__Work order__
The word to find is "Migrationshintergrund". Copy each line of the material that contains it.

──────

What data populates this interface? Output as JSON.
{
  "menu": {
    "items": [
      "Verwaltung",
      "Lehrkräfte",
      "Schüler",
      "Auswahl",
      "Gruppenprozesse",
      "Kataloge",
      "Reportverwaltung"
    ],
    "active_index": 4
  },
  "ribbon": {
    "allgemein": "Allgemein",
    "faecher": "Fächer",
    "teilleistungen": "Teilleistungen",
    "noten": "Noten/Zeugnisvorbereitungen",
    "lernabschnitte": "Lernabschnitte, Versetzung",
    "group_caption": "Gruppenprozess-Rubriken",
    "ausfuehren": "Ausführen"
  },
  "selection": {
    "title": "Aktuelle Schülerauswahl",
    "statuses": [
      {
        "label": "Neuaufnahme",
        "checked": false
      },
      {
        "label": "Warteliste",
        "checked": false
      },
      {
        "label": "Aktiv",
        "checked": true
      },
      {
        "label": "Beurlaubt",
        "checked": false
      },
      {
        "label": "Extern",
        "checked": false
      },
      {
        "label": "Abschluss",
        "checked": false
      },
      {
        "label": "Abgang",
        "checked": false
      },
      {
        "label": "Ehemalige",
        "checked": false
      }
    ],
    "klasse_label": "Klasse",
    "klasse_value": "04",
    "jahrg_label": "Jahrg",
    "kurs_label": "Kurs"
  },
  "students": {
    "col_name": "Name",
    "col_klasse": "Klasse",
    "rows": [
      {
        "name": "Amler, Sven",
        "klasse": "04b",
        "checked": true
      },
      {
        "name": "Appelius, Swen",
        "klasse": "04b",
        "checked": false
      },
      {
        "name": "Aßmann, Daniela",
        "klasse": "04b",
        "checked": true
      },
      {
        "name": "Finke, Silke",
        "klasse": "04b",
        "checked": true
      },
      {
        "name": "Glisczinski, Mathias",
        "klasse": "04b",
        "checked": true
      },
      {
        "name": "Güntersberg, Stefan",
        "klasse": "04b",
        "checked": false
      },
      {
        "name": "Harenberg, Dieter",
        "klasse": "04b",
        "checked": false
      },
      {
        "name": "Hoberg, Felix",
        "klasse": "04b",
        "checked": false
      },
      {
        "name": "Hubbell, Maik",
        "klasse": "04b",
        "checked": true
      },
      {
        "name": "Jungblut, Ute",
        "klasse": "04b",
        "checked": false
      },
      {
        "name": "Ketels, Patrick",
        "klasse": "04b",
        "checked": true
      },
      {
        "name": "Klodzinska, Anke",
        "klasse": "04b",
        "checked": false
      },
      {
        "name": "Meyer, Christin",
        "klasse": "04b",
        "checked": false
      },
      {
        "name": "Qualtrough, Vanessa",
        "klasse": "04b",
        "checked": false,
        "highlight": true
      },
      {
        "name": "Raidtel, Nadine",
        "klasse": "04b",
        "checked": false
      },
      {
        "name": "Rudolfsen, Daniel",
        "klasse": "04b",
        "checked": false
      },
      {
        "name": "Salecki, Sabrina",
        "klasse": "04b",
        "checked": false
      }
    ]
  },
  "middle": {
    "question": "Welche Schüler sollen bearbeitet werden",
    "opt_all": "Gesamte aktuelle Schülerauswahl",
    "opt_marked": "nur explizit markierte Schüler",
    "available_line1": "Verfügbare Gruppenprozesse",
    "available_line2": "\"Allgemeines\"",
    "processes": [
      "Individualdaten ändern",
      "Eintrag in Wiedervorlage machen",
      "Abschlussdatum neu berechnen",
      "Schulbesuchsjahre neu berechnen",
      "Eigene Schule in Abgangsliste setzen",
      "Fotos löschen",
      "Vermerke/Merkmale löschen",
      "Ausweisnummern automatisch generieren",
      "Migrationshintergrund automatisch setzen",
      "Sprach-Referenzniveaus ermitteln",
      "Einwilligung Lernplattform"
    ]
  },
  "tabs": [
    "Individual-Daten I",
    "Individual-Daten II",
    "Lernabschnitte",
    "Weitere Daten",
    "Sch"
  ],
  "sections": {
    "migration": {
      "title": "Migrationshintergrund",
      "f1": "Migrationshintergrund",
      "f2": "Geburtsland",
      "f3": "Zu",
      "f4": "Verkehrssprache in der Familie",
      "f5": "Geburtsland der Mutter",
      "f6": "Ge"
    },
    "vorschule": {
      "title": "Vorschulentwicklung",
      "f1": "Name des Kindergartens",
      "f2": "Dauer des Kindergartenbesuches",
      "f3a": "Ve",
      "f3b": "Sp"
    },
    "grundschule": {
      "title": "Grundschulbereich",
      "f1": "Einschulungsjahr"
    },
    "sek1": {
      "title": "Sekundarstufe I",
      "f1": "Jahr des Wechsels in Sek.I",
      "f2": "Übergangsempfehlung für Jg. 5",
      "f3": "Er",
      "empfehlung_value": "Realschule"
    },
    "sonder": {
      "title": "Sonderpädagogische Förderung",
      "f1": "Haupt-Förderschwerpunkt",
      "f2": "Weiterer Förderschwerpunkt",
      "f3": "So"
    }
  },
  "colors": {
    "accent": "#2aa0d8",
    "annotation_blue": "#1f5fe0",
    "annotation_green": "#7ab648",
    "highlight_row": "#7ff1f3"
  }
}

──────

__Answer below__
      "Migrationshintergrund automatisch setzen",
      "title": "Migrationshintergrund",
      "f1": "Migrationshintergrund",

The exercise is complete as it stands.